Transitioning from Aid to Domestic Resource Mobilization
They say that the only certainties in life are death and taxes. However, for developing countries, the latter might not be such a sure thing. In fact, effective tax policies, often referred to as domestic resource mobilization (DRM), are one of the biggest development issues facing poorer nations.

Without it, they may remain dependent on aid and unable to adequately meet the needs of their citizens, trapped in a cycle of poorly funded, haphazard social programs partially administrated by foreign donors. If the goal of aid is to create a world in which no one needs it, domestic resource mobilization may represent poor countries’ golden ticket to financial independence.

Domestic resource mobilization is essentially both a strategy and development outcome, in which a country becomes capable of funding its own social programs.
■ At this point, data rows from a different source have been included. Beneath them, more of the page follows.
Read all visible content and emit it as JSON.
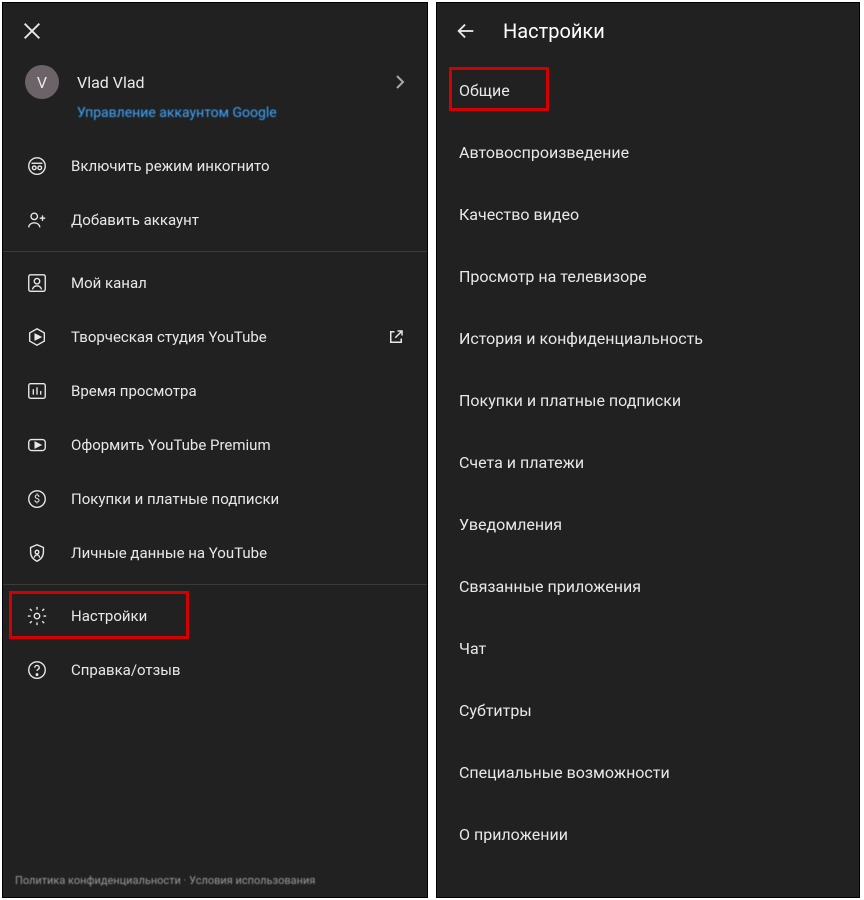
{
  "left": {
    "account": {
      "avatar_letter": "V",
      "name": "Vlad Vlad",
      "manage_link": "Управление аккаунтом Google"
    },
    "menu": [
      {
        "icon": "incognito-icon",
        "label": "Включить режим инкогнито"
      },
      {
        "icon": "add-account-icon",
        "label": "Добавить аккаунт"
      }
    ],
    "menu2": [
      {
        "icon": "channel-icon",
        "label": "Мой канал"
      },
      {
        "icon": "studio-icon",
        "label": "Творческая студия YouTube",
        "external": true
      },
      {
        "icon": "time-icon",
        "label": "Время просмотра"
      },
      {
        "icon": "premium-icon",
        "label": "Оформить YouTube Premium"
      },
      {
        "icon": "purchases-icon",
        "label": "Покупки и платные подписки"
      },
      {
        "icon": "privacy-icon",
        "label": "Личные данные на YouTube"
      }
    ],
    "menu3": [
      {
        "icon": "gear-icon",
        "label": "Настройки",
        "highlighted": true
      },
      {
        "icon": "help-icon",
        "label": "Справка/отзыв"
      }
    ],
    "footer": "Политика конфиденциальности  ·  Условия использования"
  },
  "right": {
    "title": "Настройки",
    "items": [
      {
        "label": "Общие",
        "highlighted": true
      },
      {
        "label": "Автовоспроизведение"
      },
      {
        "label": "Качество видео"
      },
      {
        "label": "Просмотр на телевизоре"
      },
      {
        "label": "История и конфиденциальность"
      },
      {
        "label": "Покупки и платные подписки"
      },
      {
        "label": "Счета и платежи"
      },
      {
        "label": "Уведомления"
      },
      {
        "label": "Связанные приложения"
      },
      {
        "label": "Чат"
      },
      {
        "label": "Субтитры"
      },
      {
        "label": "Специальные возможности"
      },
      {
        "label": "О приложении"
      }
    ]
  }
}
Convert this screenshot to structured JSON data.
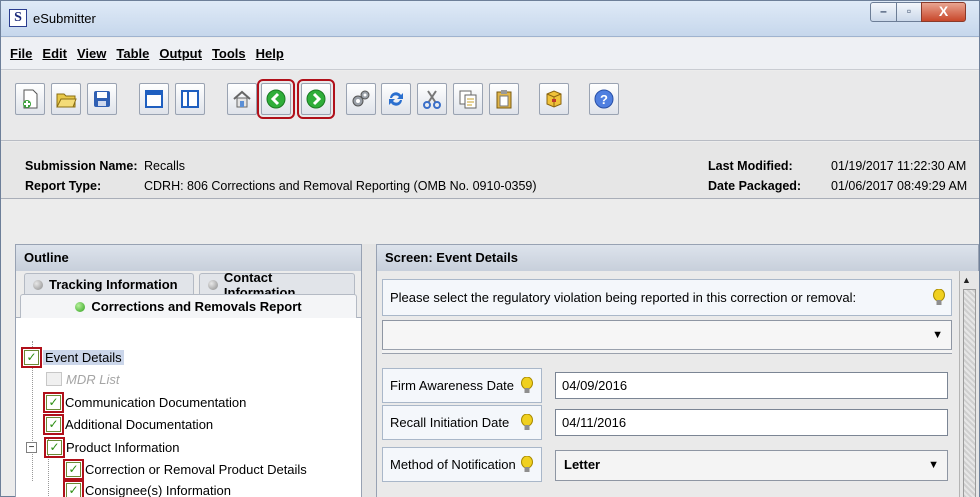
{
  "window": {
    "title": "eSubmitter",
    "icon_letter": "S",
    "controls": {
      "minimize": "–",
      "maximize": "▫",
      "close": "X"
    }
  },
  "menu": [
    {
      "label": "File"
    },
    {
      "label": "Edit"
    },
    {
      "label": "View"
    },
    {
      "label": "Table"
    },
    {
      "label": "Output"
    },
    {
      "label": "Tools"
    },
    {
      "label": "Help"
    }
  ],
  "toolbar": {
    "buttons": [
      {
        "name": "new-document-icon",
        "highlighted": false
      },
      {
        "name": "open-folder-icon",
        "highlighted": false
      },
      {
        "name": "save-icon",
        "highlighted": false
      },
      {
        "name": "window-single-icon",
        "highlighted": false
      },
      {
        "name": "window-split-icon",
        "highlighted": false
      },
      {
        "name": "home-icon",
        "highlighted": false
      },
      {
        "name": "back-arrow-icon",
        "highlighted": true
      },
      {
        "name": "forward-arrow-icon",
        "highlighted": true
      },
      {
        "name": "settings-gears-icon",
        "highlighted": false
      },
      {
        "name": "refresh-icon",
        "highlighted": false
      },
      {
        "name": "cut-icon",
        "highlighted": false
      },
      {
        "name": "copy-icon",
        "highlighted": false
      },
      {
        "name": "paste-icon",
        "highlighted": false
      },
      {
        "name": "package-icon",
        "highlighted": false
      },
      {
        "name": "help-icon",
        "highlighted": false
      }
    ]
  },
  "info": {
    "submission_name_label": "Submission Name:",
    "submission_name": "Recalls",
    "report_type_label": "Report Type:",
    "report_type": "CDRH: 806 Corrections and Removal Reporting (OMB No. 0910-0359)",
    "last_modified_label": "Last Modified:",
    "last_modified": "01/19/2017 11:22:30 AM",
    "date_packaged_label": "Date Packaged:",
    "date_packaged": "01/06/2017 08:49:29 AM"
  },
  "outline": {
    "header": "Outline",
    "tabs": [
      {
        "label": "Tracking Information",
        "status": "gray"
      },
      {
        "label": "Contact Information",
        "status": "gray"
      },
      {
        "label": "Corrections and Removals Report",
        "status": "green"
      }
    ],
    "tree": [
      {
        "label": "Event Details",
        "checked": true,
        "selected": true
      },
      {
        "label": "MDR List",
        "checked": false,
        "disabled": true
      },
      {
        "label": "Communication Documentation",
        "checked": true
      },
      {
        "label": "Additional Documentation",
        "checked": true
      },
      {
        "label": "Product Information",
        "checked": true,
        "expandable": true,
        "expander": "−"
      },
      {
        "label": "Correction or Removal Product Details",
        "checked": true
      },
      {
        "label": "Consignee(s) Information",
        "checked": true
      }
    ]
  },
  "screen": {
    "header": "Screen: Event Details",
    "question": "Please select the regulatory violation being reported in this correction or removal:",
    "violation_value": "",
    "fields": [
      {
        "label": "Firm Awareness Date",
        "value": "04/09/2016"
      },
      {
        "label": "Recall Initiation Date",
        "value": "04/11/2016"
      },
      {
        "label": "Method of Notification",
        "value": "Letter"
      }
    ]
  }
}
Aid strategies variously focus on different indicators of development, such as improved health, education, or business opportunity. However, the purpose of domestic resource mobilization is to empower a developing country to improve these indicators using its own financial and administrative resources.

Obviously, this can be a huge challenge. Taxes in some countries can be unenforceable, insupportable, poorly allocated, or dissipated due to corruption. In much of sub-Saharan Africa, for example, simply reaching a large rural population is a barrier in and of itself, not to mention negotiating a socially sustainable level of taxation for those living off the grid in poverty.

In countries such as Nigeria, which has one of the worst levels of inequality and corruption, a great deal of tax income is squandered by shady officials, rather than redistributed to those living in extreme poverty.

According to the 2011 report by African Economic Outlook, revenue sources in sub-Saharan Africa grew from $100 billion in 2000 to about $513 billion in 2011. To put those numbers in perspective, official development assistance (ODA) grew from only $20 billion to $60 billion in the same time period.

Simply put, the amount of potential tax revenue far outweighs foreign funding of development programs. And those figures represent only known sources; many businesses and potential revenue streams lie outside the formal economy.

A lack of domestic resource mobilization fosters dependency on aid, which is why this technique has been acquiring greater importance for international donors in recent years. In April of 2014, developing countries and international policy-makers met in Mexico City to address, among other things, effective domestic resource mobilization.

There was a general consensus on the importance of DRM, with developing countries’ ministers calling for an increase in support from aid donors towards that end. For those at the conference, DRM represented a win-win; aid donors benefit from a potential scale-down of funding, while developing countries increase their governance capabilities while independently enhancing their own development goals.

More recently, at the Financing for Development conference in the Ethiopian capital of Addis Ababa, DRM was clearly a priority. Around 120 of 151 speeches by the foreign ministers in attendance at least mentioned domestic resource mobilization.

The United States Agency for International Development (USAID), as well as their foreign counterparts from Germany, the U.K. and elsewhere, even composed a policy initiative to advance the goal of achieving domestic resource mobilization in aid-recipient countries.

The initiative, dubbed Addis Tax Initiative, initially drew 30 members which agreed to a set of policy outcomes. Among those outcomes was a commitment that aid donors would double financial support to develop DRM, that members would compose a set of key DRM goals, and that countries would institute DRM policies which are harmonious with those of other developing countries.

The potential for DRM to transform a developing country’s condition can be neatly illustrated by the relationship between USAID and the country of Georgia. USAID began, in the early 2000s, to target border and customs tax compliance practices in the country.

The program was designed to increase a legitimate tax base, cut down on corruption, and improve collection efficiency. Over the nine-year duration of the program, the country managed to increase its tax base to 12 percent of its GDP, as well as reduce the rate of corruption (in the form of collected bribes) by about 30 percent.

While improving domestic resource mobilization is not the be-all, end-all of development and poverty reduction, it certainly should be the focus of a comprehensive development portfolio. Enhancing aid recipients’ ability to manage its own financial resources as well as improve the strength of its governance is essential to reducing the need for aid and lifting people out of poverty finally and sustainably.

Derek Marion

Sources: CSIS, Devex, African Economic Outlook
Photo: Flickr